More Information

Wood Shaving Sales at Fairs, Festivals and Events

Wood shavings are used at many fairs and festivals for animal comfort and bedding. As a convenience, these types of events sometimes sell wood shavings to the participants.

There is an agricultural exemption for wood shavings used exclusively on a farm or ranch. This exemption does not extend to wood shavings, or other agricultural products, sold to participants for use at fairs, festivals and events.

More Information

Website Updates

Earned Income Tax Credit

The Earned Income Tax Credit (EITC) is a federal program for working people with low to moderate income, even if they do not owe tax or are not required to file a tax return. The credit reduces the amount of tax owed and could provide a refund.

Information about the credit for 2018 is now available in both English and Spanish on our Earned Income Tax Credit (EITC) webpage. We also provide printable EITC posters for employers to share with their employees.

Interest Rates for 2019

Delinquent taxes accrue interest beginning on the 61st day after the due date until paid. For 2019, the interest rate on taxes owed is 6.5 percent.
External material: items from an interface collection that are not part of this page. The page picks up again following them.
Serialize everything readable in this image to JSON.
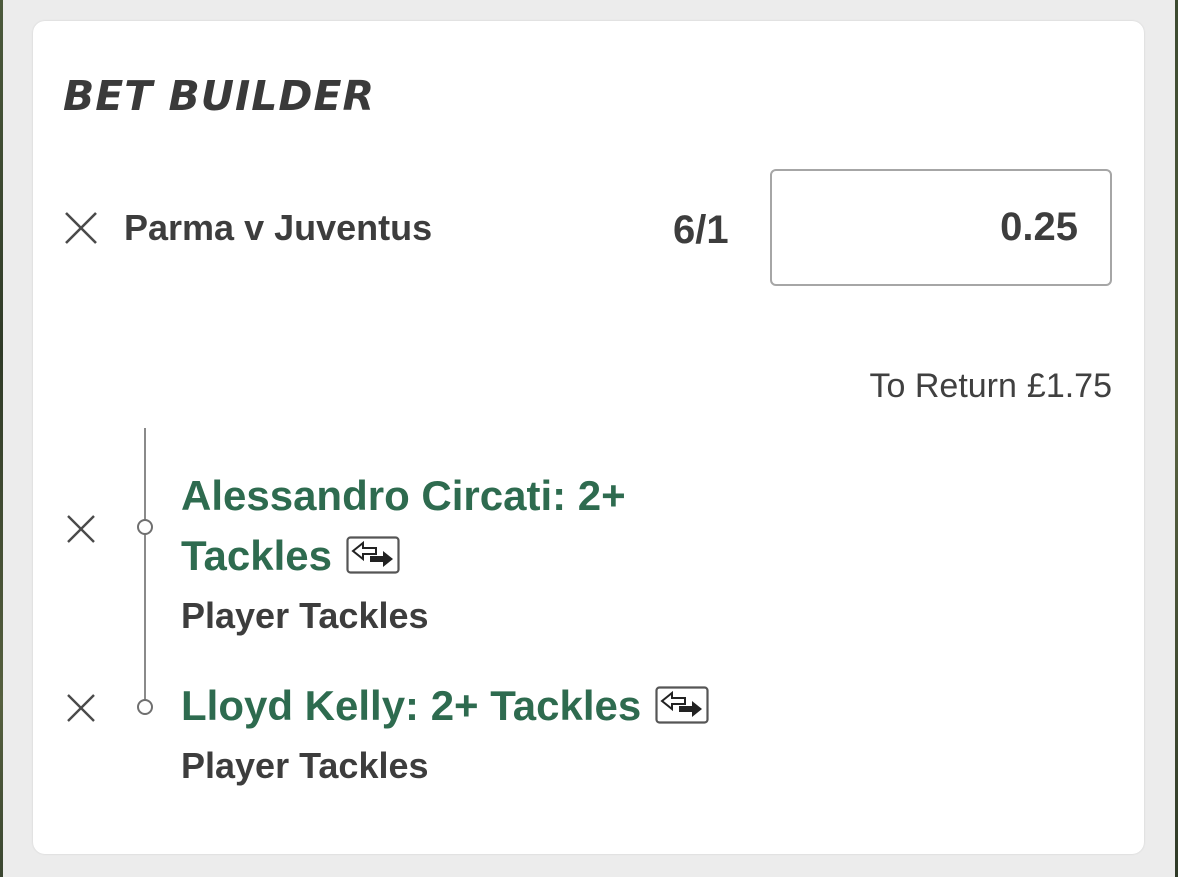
{
  "bet_builder": {
    "title": "BET BUILDER",
    "event": "Parma v Juventus",
    "odds": "6/1",
    "stake": "0.25",
    "to_return_label": "To Return",
    "to_return_value": "£1.75",
    "selections": [
      {
        "name_line1": "Alessandro Circati: 2+",
        "name_line2": "Tackles",
        "market": "Player Tackles"
      },
      {
        "name": "Lloyd Kelly: 2+ Tackles",
        "market": "Player Tackles"
      }
    ]
  },
  "icons": {
    "remove": "close-icon",
    "swap": "swap-icon"
  },
  "colors": {
    "selection_green": "#2e6b4f",
    "text_dark": "#3d3d3d",
    "background": "#ececec"
  }
}
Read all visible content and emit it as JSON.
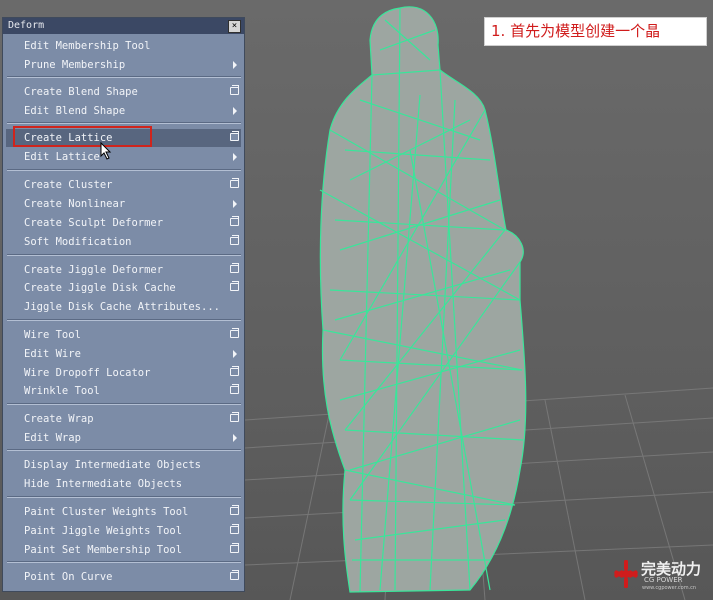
{
  "menu": {
    "title": "Deform",
    "close_glyph": "×",
    "items": [
      {
        "label": "Edit Membership Tool",
        "suffix": "none"
      },
      {
        "label": "Prune Membership",
        "suffix": "arrow"
      },
      {
        "label": "Create Blend Shape",
        "suffix": "option-box"
      },
      {
        "label": "Edit Blend Shape",
        "suffix": "arrow"
      },
      {
        "label": "Create Lattice",
        "suffix": "option-box",
        "highlighted": true
      },
      {
        "label": "Edit Lattice",
        "suffix": "arrow"
      },
      {
        "label": "Create Cluster",
        "suffix": "option-box"
      },
      {
        "label": "Create Nonlinear",
        "suffix": "arrow"
      },
      {
        "label": "Create Sculpt Deformer",
        "suffix": "option-box"
      },
      {
        "label": "Soft Modification",
        "suffix": "option-box"
      },
      {
        "label": "Create Jiggle Deformer",
        "suffix": "option-box"
      },
      {
        "label": "Create Jiggle Disk Cache",
        "suffix": "option-box"
      },
      {
        "label": "Jiggle Disk Cache Attributes...",
        "suffix": "none"
      },
      {
        "label": "Wire Tool",
        "suffix": "option-box"
      },
      {
        "label": "Edit Wire",
        "suffix": "arrow"
      },
      {
        "label": "Wire Dropoff Locator",
        "suffix": "option-box"
      },
      {
        "label": "Wrinkle Tool",
        "suffix": "option-box"
      },
      {
        "label": "Create Wrap",
        "suffix": "option-box"
      },
      {
        "label": "Edit Wrap",
        "suffix": "arrow"
      },
      {
        "label": "Display Intermediate Objects",
        "suffix": "none"
      },
      {
        "label": "Hide Intermediate Objects",
        "suffix": "none"
      },
      {
        "label": "Paint Cluster Weights Tool",
        "suffix": "option-box"
      },
      {
        "label": "Paint Jiggle Weights Tool",
        "suffix": "option-box"
      },
      {
        "label": "Paint Set Membership Tool",
        "suffix": "option-box"
      },
      {
        "label": "Point On Curve",
        "suffix": "option-box"
      }
    ]
  },
  "annotation": {
    "text": "1. 首先为模型创建一个晶",
    "color": "#d01c1c"
  },
  "logo": {
    "brand": "完美动力",
    "sub": "CG POWER",
    "url": "www.cgpower.com.cn",
    "color": "#d01c1c"
  },
  "colors": {
    "menu_bg": "#7c8ca7",
    "menu_title_bg": "#3b4864",
    "highlight": "#58667f",
    "wireframe": "#39e69a",
    "callout_border": "#d0241c"
  }
}
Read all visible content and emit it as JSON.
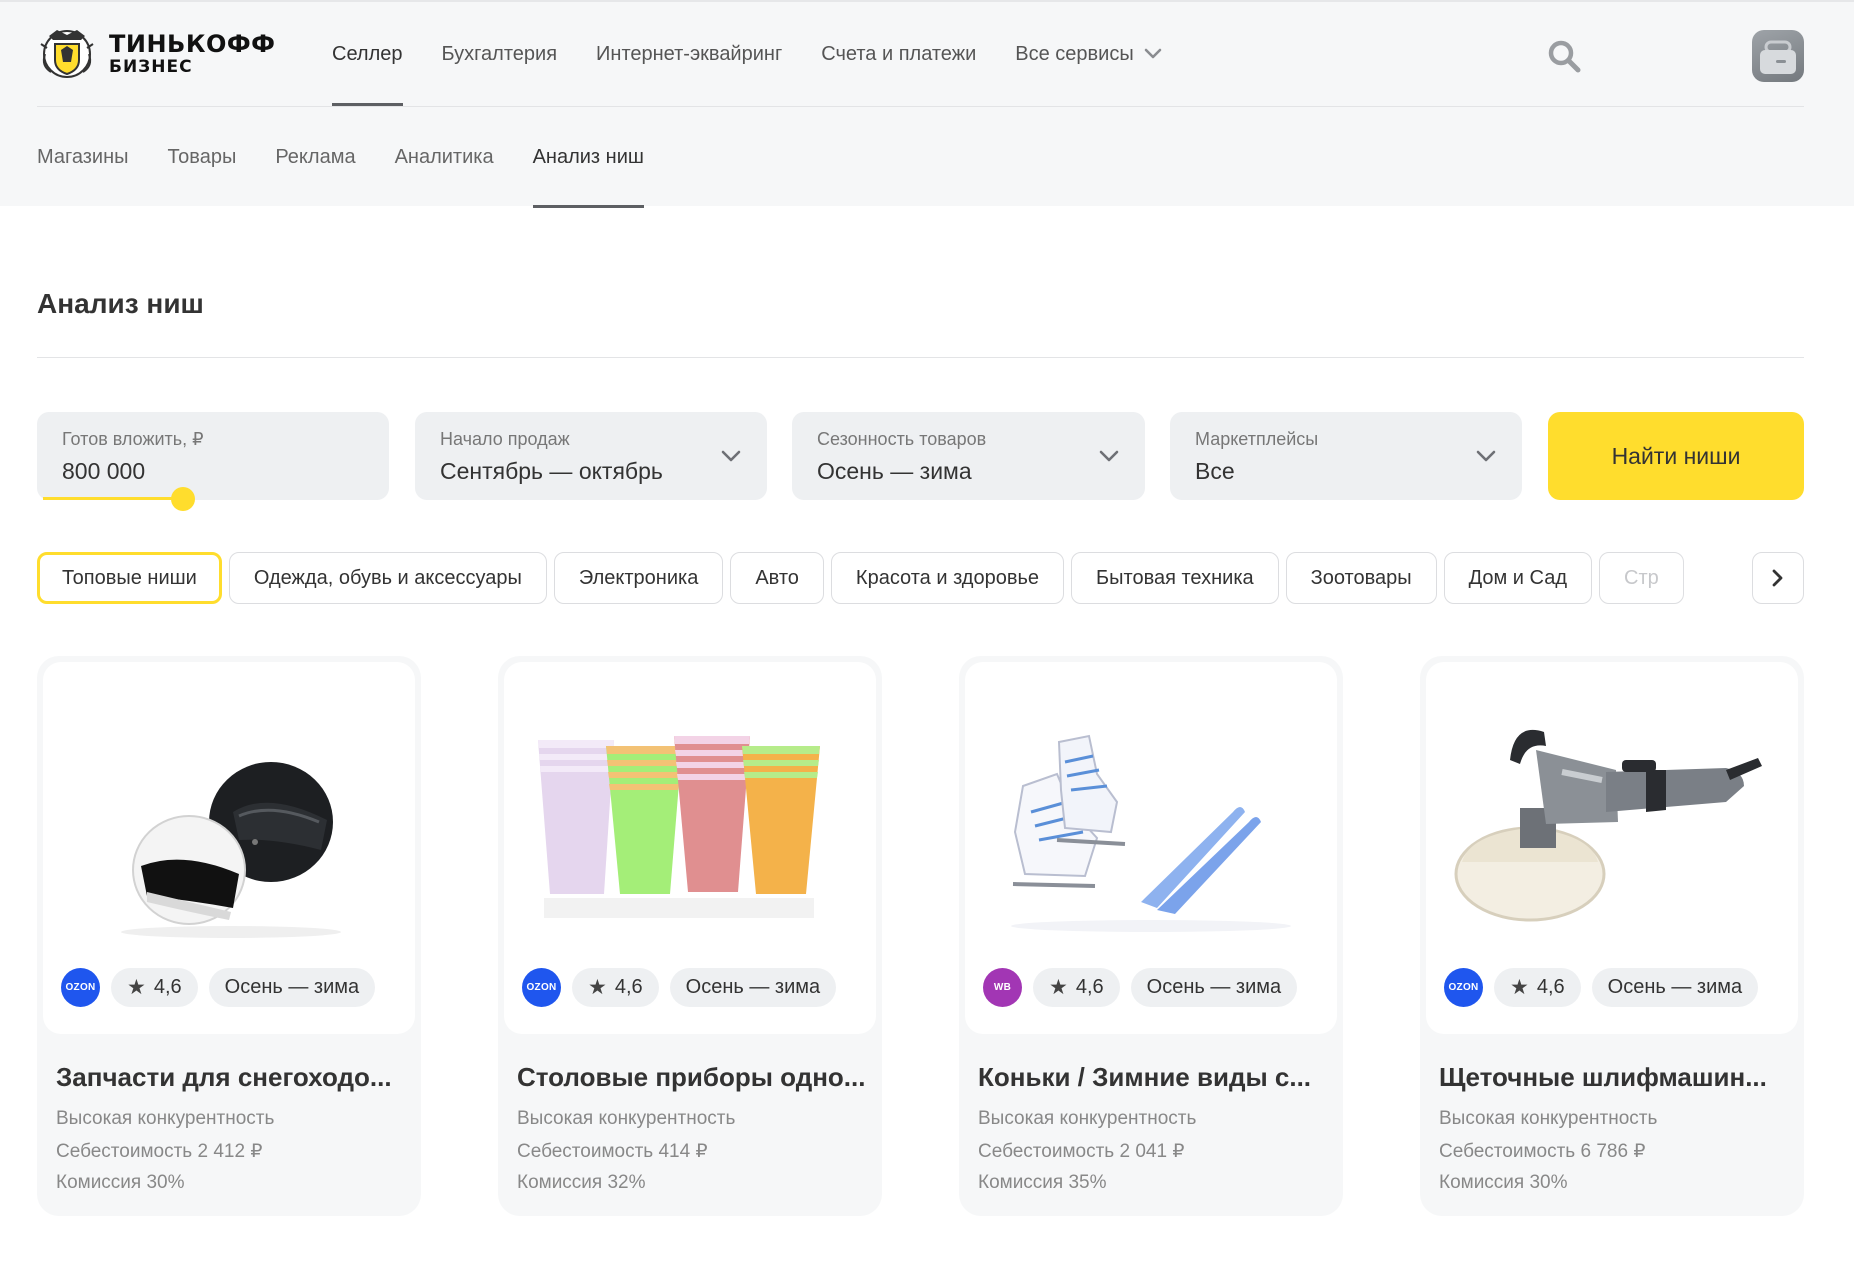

Refund claims filed with the Comptroller's office accrue credit interest at either Treasury Pool rate or Prime +1, whichever is less. The interest begins to accrue 60 days after the date of the payment or the due date of the tax report, whichever is later.

For more information about how the interest rate is applied (as well as the interest rates for this year and previous years), see Interest on Credits and Refunds and on Tax Due.

State Automated Research System

STAR Watch

To see the latest items added to our State Tax Automated Research (STAR) system, use the New Documents link on the STAR home page for access to the Monthly Updates Search Form.

The Monthly Updates Search Form defaults to the current month and “All Taxes.” Use the pull-down menu to choose a different month or a particular tax. Selecting “All Taxes” brings up the documents organized by tax type.

More Information

Help is just a click away! Use our website to take care of business.

Taxes

The Taxes webpage has links to:

  • all Texas taxes and fees
  • resources for taxpayers
  • filing and paying taxes
  • tax laws and rules
Taxpayer Seminars and Videos

We host free taxpayer seminars across the state about the tax responsibilities of buyers, sellers and service providers.

Our Video Library has online tutorials on tax-related topics as well as information about our office.

Practitioners’ Corner

The Practitioners’ Corner is a one-stop resource for information about filing and paying taxes, links to tax research sources and searchable databases.

HB855 Browser Statement

In 2015, the Texas Legislature passed House Bill 855, which requires state agencies to publish a list of the three most commonly used Web browsers on their websites. The Texas Comptroller’s most commonly used Web browsers are Google Chrome, Microsoft Internet Explorer and Apple Safari.

We support: